Varda and her husband had two extended spells in California, first in the late 1960s when Demy made Model Shop for Columbia, possibly the most melancholic studio film ever set in Los Angeles. Varda shot screen tests of a potential star, but the studio thought the young unknown had no future; his name was Harrison Ford. She made her own document of the hippie era: Lions Love, in which Warhol
superstar Viva enjoys a ménage à trois with the creators of Hair!. And she filmed the then-ascendant Black Panther movement.
Varda can counter with such political interests when people ask her, often reproachfully, whether she regrets missing May '68 in Paris. In California, she says, "We had peace and love, we had flower children, we had love-ins and sit-ins and huge free concerts. What we found was a real desire for brotherhood that was magnificent, that wasn't just about making demands. I wasn't [in Paris], that's all there is to it – but I saw things they didn't see."
She and Demy also became friends with the Doors singer Jim Morrison. "I think he liked us because we never asked him for anything. He used to come here and we'd eat in the courtyard. And I was so dumb, I never even took his photo as I didn't want to disturb him. I knew lots of people I should have photographed a lot better. I was too shy."
Varda and Demy returned to Los Angeles in the early 1980s, a sadder period marked by temporary separation. But the couple reunited and stayed together until 1990, when Demy died after an Aids-related illness. Immediately before his death, Varda made a poignant memorial to him, Jacquot de Nantes, in which she painstakingly staged her recreation of Demy's childhood. "I really hoped to grow old with him, that was the plan. When you see a couple growing old together, it's really something, isn't it?"
As a film-maker, Varda has always caught the mood of her times. She was a committed participant in the 1970s surge of French feminism, for which her film One Sings, the Other Doesn't stood as a rallying call. A turning point in her practice came in 2000 when she discovered the new possibilities of hand-held digital cameras. The result, The Gleaners and I, was inspired by the people she saw collecting discarded food when her local market was packing up: the film, an essay on scavenging for food and for inspiration, has been adopted as a manifesto for socially conscious, no-budget, first-person cinema. Varda depicts herself in the film as a gleaner of images, although, she points out, "Gleaning really relates to people who have nothing and have to grab what we throw away. When I'm picking, I'm more like someone in a flea market, looking around and eventually buying cheap."
Since The Gleaners..., Varda's profile has been higher than ever, not least because of her spectacular 2006 installation at Paris's Fondation Cartier, a multi-piece contemplation – variously sombre and larky – of the sea, mortality and her island holiday home in western France.

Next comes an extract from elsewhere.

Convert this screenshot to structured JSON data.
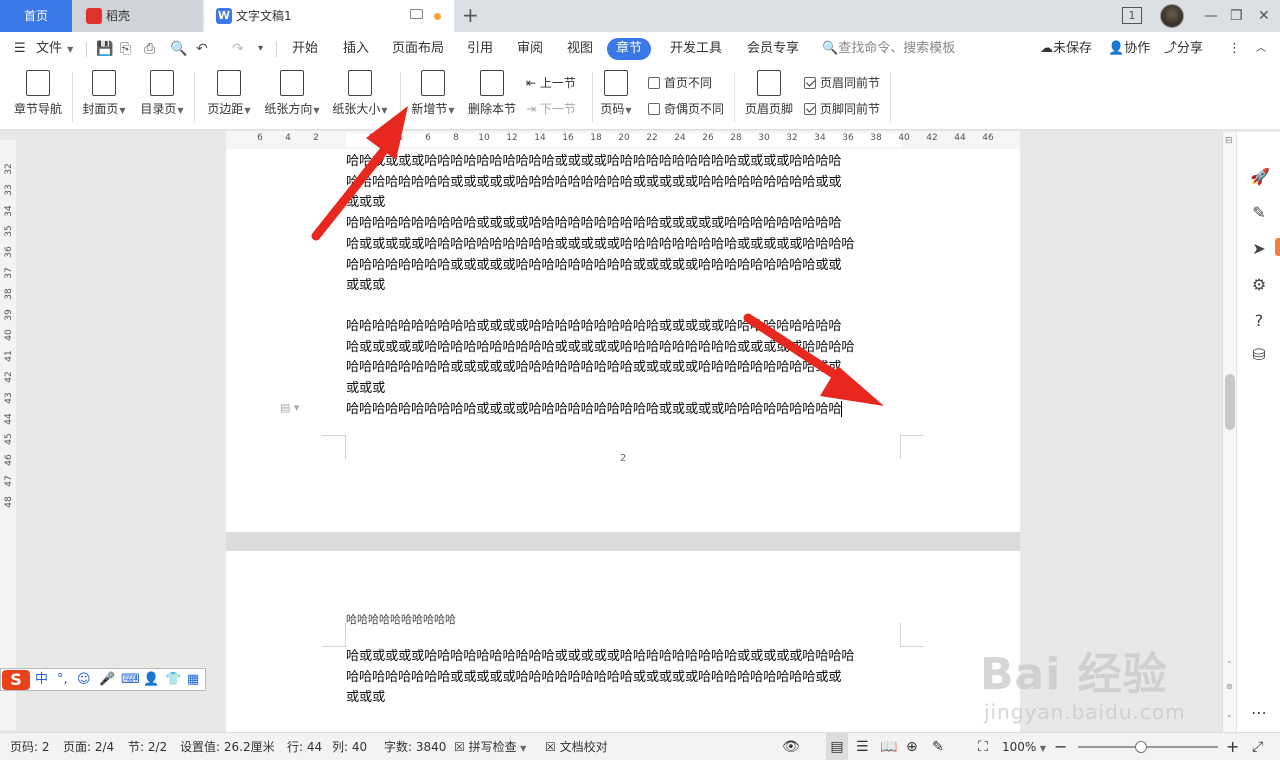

Officially a grande dame, Varda has had her share of medals, culminating in the fabled Légion d'honneur earlier this year. I offer my congratulations, but she corrects me: "No, please – congratulate me on my films." What really pleases her, she says, is connecting with an audience. "My box-office is very low compared with big productions, but I'm lucky – my films are seen everywhere. In the margins," Varda says proudly, "I'm a princess."

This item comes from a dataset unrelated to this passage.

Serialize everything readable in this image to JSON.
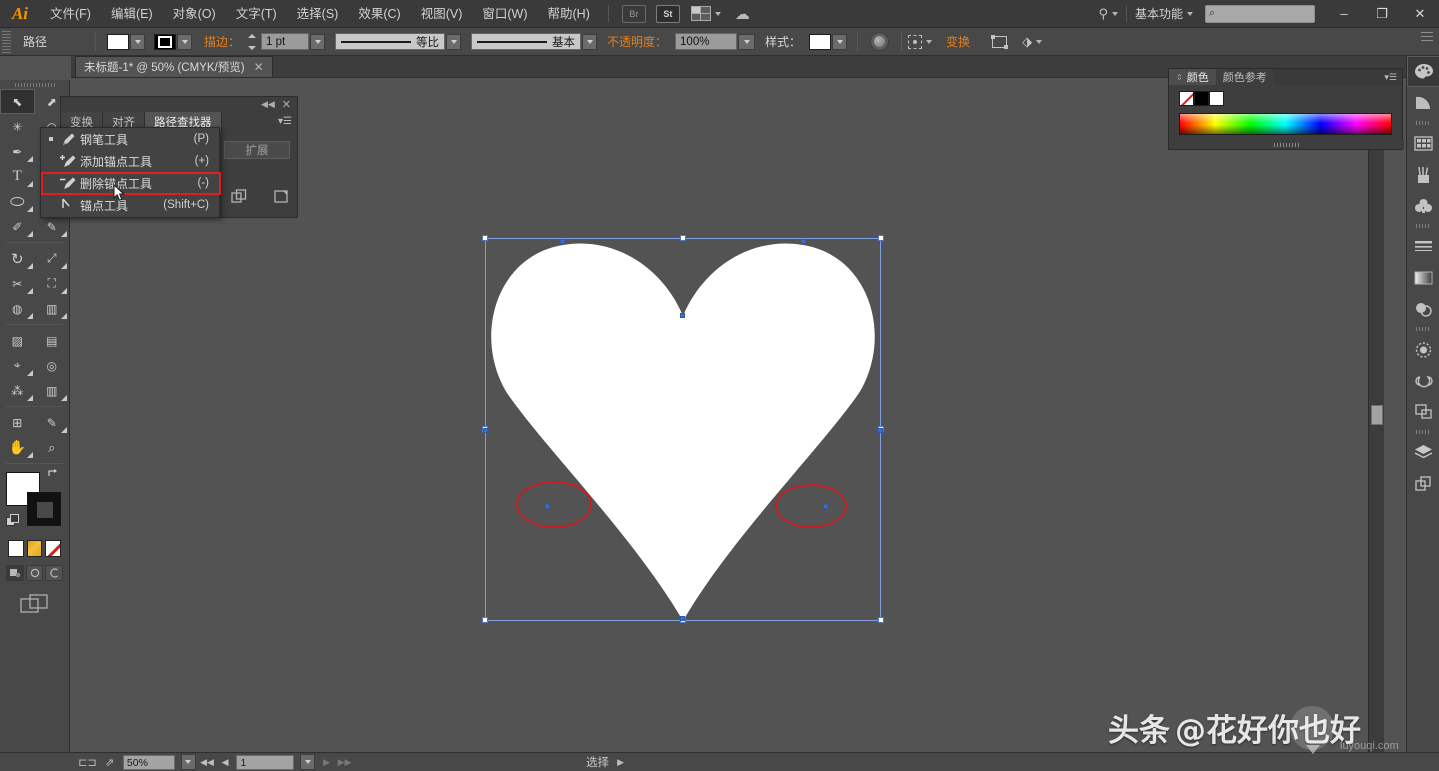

'The Beaches of Agnès' (18) is on limited release. The Agnès Varda DVD box sets are out on 5 October (volume one, including 'Cléo de 5 à 7' and 'The Gleaners and I') and February 2010 (volume two, including 'The Beaches of Agnès')